I got massively distracted the other day from a day of things I really needed to do. You may have spotted me talking about this on Instagram. Instead of getting on with some work, the redcurrants caught my eye in the freezer and impulsively I decided to make a batch of currant jelly. I have called this a redcurrant jelly recipe, but actually I also threw some blackcurrants in as there weren’t enough of those to make blackcurrant jelly.
We love it, and using some of the crop has left space in the freezer for all the other produce that is hopefully on its way. You could easily make this with just black, red or even white currants.
We have been hard at work growing fruit and vegetables again this year. The red and blackcurrants are very little work. We planted them a few years ago and they have really come into their own this summer. The red are the most prolific, mainly I think because the birds prefer the blackcurrants!
We don’t mind sharing a little with the wildlife and anyway have plenty.
I used jam sugar with added pectin.

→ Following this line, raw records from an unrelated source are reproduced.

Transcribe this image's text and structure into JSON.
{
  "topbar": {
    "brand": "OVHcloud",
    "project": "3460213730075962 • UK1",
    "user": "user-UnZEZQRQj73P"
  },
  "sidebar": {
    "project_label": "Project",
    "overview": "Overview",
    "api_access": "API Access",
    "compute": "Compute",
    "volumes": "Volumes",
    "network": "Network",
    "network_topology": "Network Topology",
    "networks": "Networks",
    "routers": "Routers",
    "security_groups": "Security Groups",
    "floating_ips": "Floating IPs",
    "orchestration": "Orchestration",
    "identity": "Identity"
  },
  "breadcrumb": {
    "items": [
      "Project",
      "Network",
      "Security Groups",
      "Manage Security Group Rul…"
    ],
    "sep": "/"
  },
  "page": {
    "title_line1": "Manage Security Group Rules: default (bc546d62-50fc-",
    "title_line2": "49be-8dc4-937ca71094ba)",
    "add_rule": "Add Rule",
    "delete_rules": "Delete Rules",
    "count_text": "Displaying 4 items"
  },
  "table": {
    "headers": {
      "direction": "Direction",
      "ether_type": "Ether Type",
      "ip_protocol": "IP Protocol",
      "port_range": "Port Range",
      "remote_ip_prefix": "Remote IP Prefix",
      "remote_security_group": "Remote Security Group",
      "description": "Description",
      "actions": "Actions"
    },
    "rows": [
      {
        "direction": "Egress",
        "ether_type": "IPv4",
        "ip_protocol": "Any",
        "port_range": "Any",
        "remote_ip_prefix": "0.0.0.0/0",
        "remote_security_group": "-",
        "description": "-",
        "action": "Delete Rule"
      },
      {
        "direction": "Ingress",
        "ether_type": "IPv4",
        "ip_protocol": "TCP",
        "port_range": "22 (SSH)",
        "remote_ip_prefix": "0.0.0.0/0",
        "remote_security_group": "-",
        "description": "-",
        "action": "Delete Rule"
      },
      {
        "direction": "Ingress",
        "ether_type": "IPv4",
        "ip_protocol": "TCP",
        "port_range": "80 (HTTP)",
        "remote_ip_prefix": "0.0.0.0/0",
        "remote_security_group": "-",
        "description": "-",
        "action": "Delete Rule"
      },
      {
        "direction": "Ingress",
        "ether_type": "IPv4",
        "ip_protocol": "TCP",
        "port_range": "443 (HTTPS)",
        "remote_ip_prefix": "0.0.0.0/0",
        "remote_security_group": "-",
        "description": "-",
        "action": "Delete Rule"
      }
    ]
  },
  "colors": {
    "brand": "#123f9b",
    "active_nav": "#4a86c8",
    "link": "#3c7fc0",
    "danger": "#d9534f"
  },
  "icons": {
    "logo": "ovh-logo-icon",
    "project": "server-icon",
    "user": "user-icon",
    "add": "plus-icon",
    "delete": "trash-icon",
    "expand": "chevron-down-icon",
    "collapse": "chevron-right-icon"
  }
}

However, these currants (certainly the black and red versions anyway) are naturally quite high in pectin, so you don’t need to. I just happened to have a couple of packets that needed using.
I used to own a really good jelly strainer, but it has disappeared. Probably been put somewhere safe. So I resorted to using a fabric strainer, which is made with a kind of knitted cloth, similar to a dish cloth. It wasn’t ideal, but I managed to secure it to an upturned chair to strain the currants.
I am going to invest in a better one like this one on Amazon for the next time I make jelly.
Currants are rich in vitamin C, so a big blob of this jewel coloured jelly on your toast in the morning will give you a little vitamin C zing. It is also nice served with meats such as lamb. Most of the time we use it just like jam and it disappears in no time.
Making your own preserves is a good way of reusing old jam pots and saving on the recycling too. I keep a stash of them in the shed for this very purpose.
Make sure you wash and sterilise your jars thoroughly before you use them. I tend to steep them in boiling water and then put them in the oven for a while, but there are some other methods that you can use here.
If you want to make even more jelly from your fruit, you can add 2 pints of the water, boil and strain as per the instructions, then add another pint to the fruit and boil for a further 20-25 minutes or so. Over the years I have found the redcurrant jelly recipe I prefer though, which is the one below.
Redcurrant Jelly Recipe
6lb (275 kg redcurrants
2.5 pints (1.4 litres) water
Sugar (around 3lbs/1.4 kg) – I used jam sugar with added pectin to ensure a good set
You will also need around 8 sterilised jars, grease proof jam covers and either plastic covers or the original lids.
Don’t bother taking the currants off the stalks. It’s really not necessary and, in fact, I freeze mine stalks and all. My jelly was made with frozen fruit as it does just as well as fresh. Give it a quick wash if you are using fresh. Place in a large pan, preferably a wide preserving one like this one from Amazon.
Bring to the boil, then reduce the heat and simmer for around half an hour to an hour. The fruit should be pulpy by then and you can break it up a little more with a spoon.
Strain through your jelly bag. I usually go away for a couple of hours or even leave it overnight. When you come to make your jelly, measure the juice so that you can work out how much sugar you need. As a general rule, I use 1lb/500g of sugar per pint of juice.
Bring the juice only to the boil, then add the sugar and stir until it has dissolved. Whilst this is happening, place a small bowl and teaspoon in the freezer – more on this in a minute!
Bring the jelly to a rolling boil and boil for about 15-20 minutes. Scoop off the scum that develops, but only do this once or twice so that you don’t lose too much of your jelly. Take your cold teaspoon and place a small amount of jelly onto the cold bowl. Put it in the fridge and check five minutes on to see if it has gone gloopy. You might find it wrinkles slightly when pressed. If you think it needs a little longer give it another 5 or 10 minutes tops. You don’t want to over boil it and ruin the flavour.
When you think it is starting to thicken turn off the heat and scoop out any remaining scum. Use a funnel to pour the hot jelly into your warm jars. Place a paper disc on each and leave to set properly – this will take several hours so don’t panic if it is still really soft a couple of hours later.
You can either put the lids on immediately or wait until your jelly is cold. If you do the latter, make sure the waxed disc fully covers the top and has no air bubbles.
This post contains affiliate links. This means that if you click through and make a purchase I will earn a small commission. Thanks.